The work of London-based artist Mona Hatoum (b. 1952) addresses the growing unease of an ever-expanding world that is as technologically networked as it is fractured by war and exile. Best known for sculptures that transform domestic objects such as kitchen utensils or cribs into things strange and threatening, she conducts multilayered investigations of the body, politics, and gender that express a powerful and pervasive sense of precariousness. This copiously illustrated presentation of the artist’s oeuvre offers critical and art historical essays by Michelle White and Anna C. Chave and imaginative texts by Rebecca Solnit and Adania Shibli that contextualize Hatoum’s work as well as extensive discussions on a selection of significant sculptures and installations. Published in conjunction with the artist’s first major United States exhibition in twenty years, the publication features photographs of the show installed in the Menil Collection’s renowned Renzo Piano-designed building.
About the Authors
Michelle White is Senior Curator at the Menil Collection, Houston, where she recently curated exhibitions on Barnett Newman (2015), Lee Bontecou (2014), and Richard Serra (2011). She was a major contributor to all three associated catalogues.

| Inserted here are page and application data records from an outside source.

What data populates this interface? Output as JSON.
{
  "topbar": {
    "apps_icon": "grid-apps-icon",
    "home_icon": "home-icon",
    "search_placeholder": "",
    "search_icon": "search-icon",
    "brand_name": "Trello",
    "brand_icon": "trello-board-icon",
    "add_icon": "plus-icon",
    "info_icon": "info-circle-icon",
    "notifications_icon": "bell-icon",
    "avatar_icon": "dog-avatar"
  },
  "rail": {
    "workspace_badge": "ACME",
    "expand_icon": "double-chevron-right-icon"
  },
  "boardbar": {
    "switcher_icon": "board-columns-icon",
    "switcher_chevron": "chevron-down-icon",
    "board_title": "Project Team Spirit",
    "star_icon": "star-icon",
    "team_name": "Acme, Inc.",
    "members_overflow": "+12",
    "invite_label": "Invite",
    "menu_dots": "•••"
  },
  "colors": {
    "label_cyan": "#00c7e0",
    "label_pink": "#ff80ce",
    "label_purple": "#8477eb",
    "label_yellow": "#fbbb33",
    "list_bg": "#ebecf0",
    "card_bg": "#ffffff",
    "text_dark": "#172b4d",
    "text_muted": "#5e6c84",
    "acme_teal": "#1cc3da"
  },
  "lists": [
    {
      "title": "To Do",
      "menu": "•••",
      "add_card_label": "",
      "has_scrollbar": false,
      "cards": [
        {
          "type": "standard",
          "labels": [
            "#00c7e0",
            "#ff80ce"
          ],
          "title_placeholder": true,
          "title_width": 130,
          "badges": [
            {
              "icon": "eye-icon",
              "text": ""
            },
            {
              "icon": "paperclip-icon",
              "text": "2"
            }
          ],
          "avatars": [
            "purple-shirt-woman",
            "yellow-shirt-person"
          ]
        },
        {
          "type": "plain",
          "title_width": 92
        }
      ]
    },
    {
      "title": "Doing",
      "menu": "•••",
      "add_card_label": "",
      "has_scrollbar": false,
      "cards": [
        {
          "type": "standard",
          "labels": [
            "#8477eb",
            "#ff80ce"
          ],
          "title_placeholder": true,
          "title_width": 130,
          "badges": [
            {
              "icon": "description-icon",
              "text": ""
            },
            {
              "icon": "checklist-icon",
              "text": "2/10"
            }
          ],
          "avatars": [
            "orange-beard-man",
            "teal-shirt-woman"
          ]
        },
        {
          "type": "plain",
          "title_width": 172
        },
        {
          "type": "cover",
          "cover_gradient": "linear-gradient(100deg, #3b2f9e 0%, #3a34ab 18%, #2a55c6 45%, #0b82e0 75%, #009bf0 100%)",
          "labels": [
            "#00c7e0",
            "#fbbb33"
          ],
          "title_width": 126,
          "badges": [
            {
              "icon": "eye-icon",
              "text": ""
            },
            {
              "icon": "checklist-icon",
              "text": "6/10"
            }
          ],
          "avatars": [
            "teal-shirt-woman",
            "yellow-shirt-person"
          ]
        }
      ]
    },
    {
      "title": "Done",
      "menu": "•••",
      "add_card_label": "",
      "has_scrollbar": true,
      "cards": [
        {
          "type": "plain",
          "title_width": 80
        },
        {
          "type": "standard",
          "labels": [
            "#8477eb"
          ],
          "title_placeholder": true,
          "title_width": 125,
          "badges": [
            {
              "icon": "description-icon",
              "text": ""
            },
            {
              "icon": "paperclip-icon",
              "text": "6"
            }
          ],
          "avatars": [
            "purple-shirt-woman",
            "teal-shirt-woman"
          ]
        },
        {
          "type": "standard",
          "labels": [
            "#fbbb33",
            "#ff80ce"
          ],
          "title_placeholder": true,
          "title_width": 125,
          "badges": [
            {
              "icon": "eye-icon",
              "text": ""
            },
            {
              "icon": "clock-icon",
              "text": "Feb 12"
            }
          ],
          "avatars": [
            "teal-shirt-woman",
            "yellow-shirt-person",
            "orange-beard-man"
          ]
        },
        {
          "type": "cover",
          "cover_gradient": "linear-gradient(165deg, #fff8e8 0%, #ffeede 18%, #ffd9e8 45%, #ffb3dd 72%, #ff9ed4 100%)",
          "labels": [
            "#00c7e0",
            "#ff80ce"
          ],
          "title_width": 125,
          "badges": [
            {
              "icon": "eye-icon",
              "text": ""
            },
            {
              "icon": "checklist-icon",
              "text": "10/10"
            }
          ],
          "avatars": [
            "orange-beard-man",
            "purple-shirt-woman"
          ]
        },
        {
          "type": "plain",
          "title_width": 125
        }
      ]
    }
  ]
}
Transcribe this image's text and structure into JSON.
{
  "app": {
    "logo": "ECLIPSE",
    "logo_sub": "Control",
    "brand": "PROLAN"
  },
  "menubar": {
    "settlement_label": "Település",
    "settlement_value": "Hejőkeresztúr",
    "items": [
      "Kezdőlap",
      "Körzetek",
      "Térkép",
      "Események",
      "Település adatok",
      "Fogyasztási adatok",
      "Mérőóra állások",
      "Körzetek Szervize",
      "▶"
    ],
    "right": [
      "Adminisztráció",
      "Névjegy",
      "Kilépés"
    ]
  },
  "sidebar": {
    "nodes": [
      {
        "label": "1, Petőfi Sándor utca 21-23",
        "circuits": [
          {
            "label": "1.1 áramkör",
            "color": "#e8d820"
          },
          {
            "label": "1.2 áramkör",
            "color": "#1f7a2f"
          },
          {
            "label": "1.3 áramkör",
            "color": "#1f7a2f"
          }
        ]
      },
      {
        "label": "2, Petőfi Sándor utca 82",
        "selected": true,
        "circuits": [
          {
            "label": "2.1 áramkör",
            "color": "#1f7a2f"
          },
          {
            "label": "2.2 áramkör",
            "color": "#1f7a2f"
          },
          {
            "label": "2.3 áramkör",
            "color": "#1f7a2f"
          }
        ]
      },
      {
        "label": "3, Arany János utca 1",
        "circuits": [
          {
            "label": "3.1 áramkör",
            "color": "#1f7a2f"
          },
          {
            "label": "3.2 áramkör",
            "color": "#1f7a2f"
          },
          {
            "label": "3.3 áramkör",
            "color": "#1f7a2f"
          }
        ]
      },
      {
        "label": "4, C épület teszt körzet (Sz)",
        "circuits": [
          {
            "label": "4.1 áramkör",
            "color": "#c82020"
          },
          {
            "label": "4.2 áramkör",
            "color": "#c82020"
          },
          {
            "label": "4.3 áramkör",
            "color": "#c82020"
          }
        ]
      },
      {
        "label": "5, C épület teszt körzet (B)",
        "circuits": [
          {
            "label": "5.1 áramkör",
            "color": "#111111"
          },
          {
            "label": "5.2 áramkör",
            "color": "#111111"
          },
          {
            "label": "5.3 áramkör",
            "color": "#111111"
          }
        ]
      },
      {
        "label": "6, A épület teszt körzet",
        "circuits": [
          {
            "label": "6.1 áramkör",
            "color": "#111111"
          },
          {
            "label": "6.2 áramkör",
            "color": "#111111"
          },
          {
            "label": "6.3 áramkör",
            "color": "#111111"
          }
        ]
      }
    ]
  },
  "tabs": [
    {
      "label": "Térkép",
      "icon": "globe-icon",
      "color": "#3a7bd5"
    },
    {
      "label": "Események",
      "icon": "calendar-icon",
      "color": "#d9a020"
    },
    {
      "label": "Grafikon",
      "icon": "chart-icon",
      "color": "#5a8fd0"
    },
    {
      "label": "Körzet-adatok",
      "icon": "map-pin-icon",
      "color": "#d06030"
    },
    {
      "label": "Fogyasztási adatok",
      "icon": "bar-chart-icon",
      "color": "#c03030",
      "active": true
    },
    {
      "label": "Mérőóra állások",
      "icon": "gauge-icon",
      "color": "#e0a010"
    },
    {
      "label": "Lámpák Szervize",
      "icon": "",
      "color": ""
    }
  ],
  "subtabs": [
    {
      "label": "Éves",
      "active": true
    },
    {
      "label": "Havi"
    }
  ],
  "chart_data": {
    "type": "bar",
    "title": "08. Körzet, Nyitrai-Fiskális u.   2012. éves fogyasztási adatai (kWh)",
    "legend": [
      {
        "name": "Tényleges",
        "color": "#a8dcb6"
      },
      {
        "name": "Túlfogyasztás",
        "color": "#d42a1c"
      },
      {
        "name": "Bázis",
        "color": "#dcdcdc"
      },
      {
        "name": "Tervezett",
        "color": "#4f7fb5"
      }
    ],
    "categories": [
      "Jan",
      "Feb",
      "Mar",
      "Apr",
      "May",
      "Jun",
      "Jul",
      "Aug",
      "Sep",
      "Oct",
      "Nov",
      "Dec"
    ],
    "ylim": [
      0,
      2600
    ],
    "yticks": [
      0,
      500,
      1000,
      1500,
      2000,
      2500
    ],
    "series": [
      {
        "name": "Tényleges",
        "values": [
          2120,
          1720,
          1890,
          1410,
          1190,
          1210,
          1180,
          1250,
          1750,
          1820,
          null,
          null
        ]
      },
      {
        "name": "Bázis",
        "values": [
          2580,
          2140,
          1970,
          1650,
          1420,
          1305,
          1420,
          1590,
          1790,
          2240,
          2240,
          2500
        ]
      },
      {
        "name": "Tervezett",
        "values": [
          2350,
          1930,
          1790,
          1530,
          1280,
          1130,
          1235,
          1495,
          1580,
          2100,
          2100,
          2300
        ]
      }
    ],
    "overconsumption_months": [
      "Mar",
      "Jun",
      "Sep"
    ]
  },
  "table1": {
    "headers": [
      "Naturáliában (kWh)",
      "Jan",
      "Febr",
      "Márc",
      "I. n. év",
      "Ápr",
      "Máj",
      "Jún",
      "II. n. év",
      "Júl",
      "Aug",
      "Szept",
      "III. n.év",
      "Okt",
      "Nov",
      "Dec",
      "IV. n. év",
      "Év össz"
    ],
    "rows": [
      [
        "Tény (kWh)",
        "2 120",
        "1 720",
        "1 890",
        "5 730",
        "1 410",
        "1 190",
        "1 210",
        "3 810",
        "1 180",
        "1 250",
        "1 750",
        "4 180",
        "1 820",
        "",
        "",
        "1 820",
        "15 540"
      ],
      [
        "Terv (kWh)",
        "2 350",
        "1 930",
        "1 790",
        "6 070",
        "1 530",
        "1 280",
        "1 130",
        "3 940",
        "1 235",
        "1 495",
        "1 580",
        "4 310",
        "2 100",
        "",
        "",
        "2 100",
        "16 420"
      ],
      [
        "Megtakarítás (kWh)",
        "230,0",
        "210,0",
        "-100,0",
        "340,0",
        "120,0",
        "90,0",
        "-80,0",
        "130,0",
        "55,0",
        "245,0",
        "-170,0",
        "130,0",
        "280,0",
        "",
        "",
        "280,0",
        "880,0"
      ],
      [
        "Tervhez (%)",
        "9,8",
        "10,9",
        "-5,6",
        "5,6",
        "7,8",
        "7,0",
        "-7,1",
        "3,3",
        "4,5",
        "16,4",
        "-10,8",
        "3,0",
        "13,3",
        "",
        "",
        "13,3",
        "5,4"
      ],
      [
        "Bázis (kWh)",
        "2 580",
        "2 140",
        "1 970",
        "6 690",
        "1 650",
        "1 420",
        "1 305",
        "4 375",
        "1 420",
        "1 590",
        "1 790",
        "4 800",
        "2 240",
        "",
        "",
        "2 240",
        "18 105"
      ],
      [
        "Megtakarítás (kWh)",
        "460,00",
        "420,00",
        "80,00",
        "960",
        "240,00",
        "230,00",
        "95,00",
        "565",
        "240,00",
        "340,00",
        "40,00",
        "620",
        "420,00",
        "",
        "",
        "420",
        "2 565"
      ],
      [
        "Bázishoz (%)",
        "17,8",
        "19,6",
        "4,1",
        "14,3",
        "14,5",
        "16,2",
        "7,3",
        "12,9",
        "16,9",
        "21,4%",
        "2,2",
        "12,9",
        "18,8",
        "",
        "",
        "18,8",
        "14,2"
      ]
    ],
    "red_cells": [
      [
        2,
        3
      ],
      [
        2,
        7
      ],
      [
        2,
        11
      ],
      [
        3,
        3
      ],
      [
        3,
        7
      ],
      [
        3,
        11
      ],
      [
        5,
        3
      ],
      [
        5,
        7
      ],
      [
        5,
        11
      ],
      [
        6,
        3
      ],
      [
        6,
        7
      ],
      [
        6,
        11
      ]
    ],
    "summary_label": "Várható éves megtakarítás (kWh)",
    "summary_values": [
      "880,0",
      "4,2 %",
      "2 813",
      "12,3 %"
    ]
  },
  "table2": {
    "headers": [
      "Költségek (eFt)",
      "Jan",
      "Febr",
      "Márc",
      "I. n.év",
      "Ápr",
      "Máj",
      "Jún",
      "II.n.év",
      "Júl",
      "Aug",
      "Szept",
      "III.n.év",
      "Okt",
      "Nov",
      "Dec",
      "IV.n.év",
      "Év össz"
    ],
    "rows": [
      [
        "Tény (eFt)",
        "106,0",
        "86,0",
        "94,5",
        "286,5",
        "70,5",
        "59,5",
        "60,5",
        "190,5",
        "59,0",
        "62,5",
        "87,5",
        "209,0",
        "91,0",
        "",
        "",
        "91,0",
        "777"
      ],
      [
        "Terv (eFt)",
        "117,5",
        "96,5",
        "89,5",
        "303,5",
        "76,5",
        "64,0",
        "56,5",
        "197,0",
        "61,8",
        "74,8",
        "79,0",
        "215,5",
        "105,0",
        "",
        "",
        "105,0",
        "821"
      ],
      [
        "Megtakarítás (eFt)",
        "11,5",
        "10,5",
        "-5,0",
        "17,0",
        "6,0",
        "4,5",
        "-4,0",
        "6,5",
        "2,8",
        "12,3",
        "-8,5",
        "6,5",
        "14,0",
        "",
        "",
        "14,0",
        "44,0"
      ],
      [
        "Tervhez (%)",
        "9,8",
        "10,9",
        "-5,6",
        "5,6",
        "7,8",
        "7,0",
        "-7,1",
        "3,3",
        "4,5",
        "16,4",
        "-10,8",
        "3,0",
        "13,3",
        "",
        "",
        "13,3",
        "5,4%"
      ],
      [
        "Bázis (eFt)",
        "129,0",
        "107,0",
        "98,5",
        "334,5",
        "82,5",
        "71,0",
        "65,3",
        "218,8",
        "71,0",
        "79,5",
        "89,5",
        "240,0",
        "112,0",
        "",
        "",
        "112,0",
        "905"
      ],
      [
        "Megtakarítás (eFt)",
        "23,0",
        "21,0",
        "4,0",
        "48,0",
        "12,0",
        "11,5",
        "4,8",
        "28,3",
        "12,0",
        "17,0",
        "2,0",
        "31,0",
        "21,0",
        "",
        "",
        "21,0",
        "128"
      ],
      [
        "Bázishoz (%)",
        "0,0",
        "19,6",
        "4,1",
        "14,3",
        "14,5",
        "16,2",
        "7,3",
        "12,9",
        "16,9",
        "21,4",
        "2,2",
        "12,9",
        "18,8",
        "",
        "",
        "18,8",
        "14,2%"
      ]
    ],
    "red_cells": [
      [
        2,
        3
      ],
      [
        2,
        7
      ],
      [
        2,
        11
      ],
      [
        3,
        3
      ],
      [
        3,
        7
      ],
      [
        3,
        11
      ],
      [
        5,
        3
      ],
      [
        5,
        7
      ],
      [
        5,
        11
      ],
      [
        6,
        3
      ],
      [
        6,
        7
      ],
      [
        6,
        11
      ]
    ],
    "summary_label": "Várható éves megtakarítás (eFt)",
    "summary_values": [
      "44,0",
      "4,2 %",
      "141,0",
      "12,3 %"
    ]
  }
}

Anna C. Chave is Professor Emerita of Art History at the Graduate Center CUNY. Over her more than thirty-year career she has contributed to exhibition catalogues on Lynda Benglis, Constantin Brancusi, Valeria Jaudon, and Pat Stier and to a number of additional publications.
Tamara Schenkenberg is Curator at the Pulitzer Arts Foundation. She is the co-author of the forthcoming publication Medardo Rosso: Experiments in Light and Form (2017).
Palestinian writer Adania Shibli is the author of the novels Touch (2010) and We are All Equally Far from Love (2012) and is the two-time winner of the Young Writers Award–Palestine.
Writer, historian, and activist Rebecca Solnit is the author of twenty books on feminism, western and indigenous history, popular power, social change and insurrection, wandering and walking, and hope and disaster, including The Mother of All Questions (2017), Men Explain Things to Me (2015), Hope in the Dark (2006), and A Field Guide to Getting Lost (2005).